EXERCISE DETAILS »
Omit the images. Copy each entry word for word.

BEGIN SUPPLIED DATA

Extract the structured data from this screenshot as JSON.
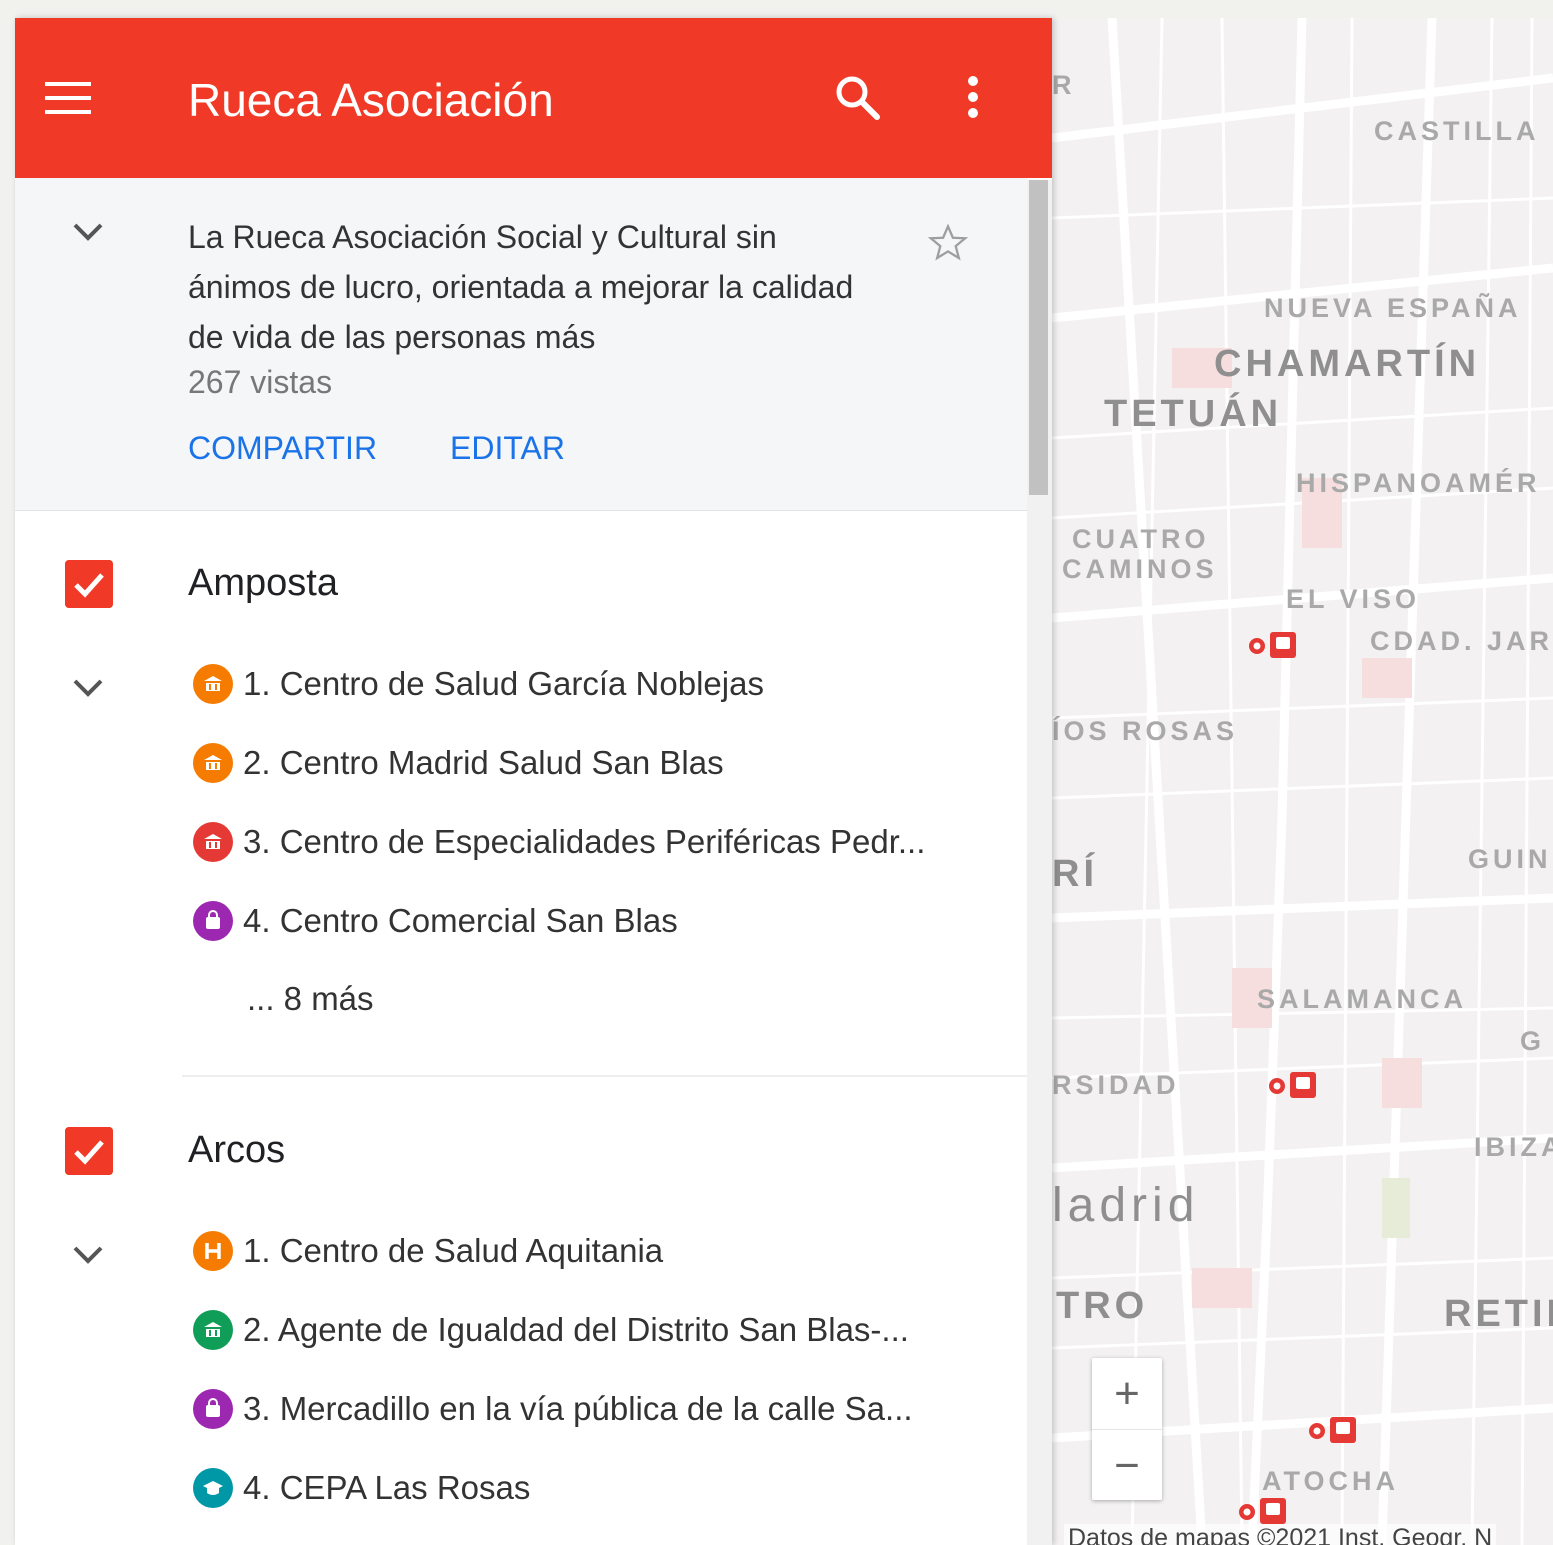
{
  "colors": {
    "header": "#f03a27",
    "accent_blue": "#1a73e8",
    "orange": "#f57c00",
    "red": "#e53935",
    "purple": "#9c27b0",
    "green": "#0f9d58",
    "teal": "#0097a7"
  },
  "header": {
    "title": "Rueca Asociación",
    "menu_icon": "menu-icon",
    "search_icon": "search-icon",
    "more_icon": "more-vert-icon"
  },
  "info": {
    "description": "La Rueca Asociación Social y Cultural sin ánimos de lucro, orientada a mejorar la calidad de vida de las personas más",
    "views": "267 vistas",
    "share_label": "COMPARTIR",
    "edit_label": "EDITAR"
  },
  "layers": [
    {
      "title": "Amposta",
      "checked": true,
      "items": [
        {
          "label": "1. Centro de Salud García Noblejas",
          "icon": "museum-icon",
          "color": "#f57c00"
        },
        {
          "label": "2. Centro Madrid Salud San Blas",
          "icon": "museum-icon",
          "color": "#f57c00"
        },
        {
          "label": "3. Centro de Especialidades Periféricas Pedr...",
          "icon": "museum-icon",
          "color": "#e53935"
        },
        {
          "label": "4. Centro Comercial San Blas",
          "icon": "shopping-bag-icon",
          "color": "#9c27b0"
        }
      ],
      "more": "... 8 más"
    },
    {
      "title": "Arcos",
      "checked": true,
      "items": [
        {
          "label": "1. Centro de Salud Aquitania",
          "icon": "hospital-icon",
          "color": "#f57c00"
        },
        {
          "label": "2. Agente de Igualdad del Distrito San Blas-...",
          "icon": "museum-icon",
          "color": "#0f9d58"
        },
        {
          "label": "3. Mercadillo en la vía pública de la calle Sa...",
          "icon": "shopping-bag-icon",
          "color": "#9c27b0"
        },
        {
          "label": "4. CEPA Las Rosas",
          "icon": "school-icon",
          "color": "#0097a7"
        }
      ]
    }
  ],
  "map": {
    "labels": [
      "R",
      "CASTILLA",
      "NUEVA ESPAÑA",
      "CHAMARTÍN",
      "TETUÁN",
      "HISPANOAMÉR",
      "CUATRO",
      "CAMINOS",
      "EL VISO",
      "CDAD. JAR",
      "ÍOS ROSAS",
      "RÍ",
      "GUIN",
      "SALAMANCA",
      "G",
      "RSIDAD",
      "IBIZA",
      "ladrid",
      "TRO",
      "RETIF",
      "ATOCHA"
    ],
    "zoom_in": "+",
    "zoom_out": "−",
    "attribution": "Datos de mapas ©2021 Inst. Geogr. N"
  }
}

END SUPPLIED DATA

EXPECTED OUTPUT »
Extract the structured data from this screenshot as JSON.
{
  "colors": {
    "header": "#f03a27",
    "accent_blue": "#1a73e8",
    "orange": "#f57c00",
    "red": "#e53935",
    "purple": "#9c27b0",
    "green": "#0f9d58",
    "teal": "#0097a7"
  },
  "header": {
    "title": "Rueca Asociación",
    "menu_icon": "menu-icon",
    "search_icon": "search-icon",
    "more_icon": "more-vert-icon"
  },
  "info": {
    "description": "La Rueca Asociación Social y Cultural sin ánimos de lucro, orientada a mejorar la calidad de vida de las personas más",
    "views": "267 vistas",
    "share_label": "COMPARTIR",
    "edit_label": "EDITAR"
  },
  "layers": [
    {
      "title": "Amposta",
      "checked": true,
      "items": [
        {
          "label": "1. Centro de Salud García Noblejas",
          "icon": "museum-icon",
          "color": "#f57c00"
        },
        {
          "label": "2. Centro Madrid Salud San Blas",
          "icon": "museum-icon",
          "color": "#f57c00"
        },
        {
          "label": "3. Centro de Especialidades Periféricas Pedr...",
          "icon": "museum-icon",
          "color": "#e53935"
        },
        {
          "label": "4. Centro Comercial San Blas",
          "icon": "shopping-bag-icon",
          "color": "#9c27b0"
        }
      ],
      "more": "... 8 más"
    },
    {
      "title": "Arcos",
      "checked": true,
      "items": [
        {
          "label": "1. Centro de Salud Aquitania",
          "icon": "hospital-icon",
          "color": "#f57c00"
        },
        {
          "label": "2. Agente de Igualdad del Distrito San Blas-...",
          "icon": "museum-icon",
          "color": "#0f9d58"
        },
        {
          "label": "3. Mercadillo en la vía pública de la calle Sa...",
          "icon": "shopping-bag-icon",
          "color": "#9c27b0"
        },
        {
          "label": "4. CEPA Las Rosas",
          "icon": "school-icon",
          "color": "#0097a7"
        }
      ]
    }
  ],
  "map": {
    "labels": [
      "R",
      "CASTILLA",
      "NUEVA ESPAÑA",
      "CHAMARTÍN",
      "TETUÁN",
      "HISPANOAMÉR",
      "CUATRO",
      "CAMINOS",
      "EL VISO",
      "CDAD. JAR",
      "ÍOS ROSAS",
      "RÍ",
      "GUIN",
      "SALAMANCA",
      "G",
      "RSIDAD",
      "IBIZA",
      "ladrid",
      "TRO",
      "RETIF",
      "ATOCHA"
    ],
    "zoom_in": "+",
    "zoom_out": "−",
    "attribution": "Datos de mapas ©2021 Inst. Geogr. N"
  }
}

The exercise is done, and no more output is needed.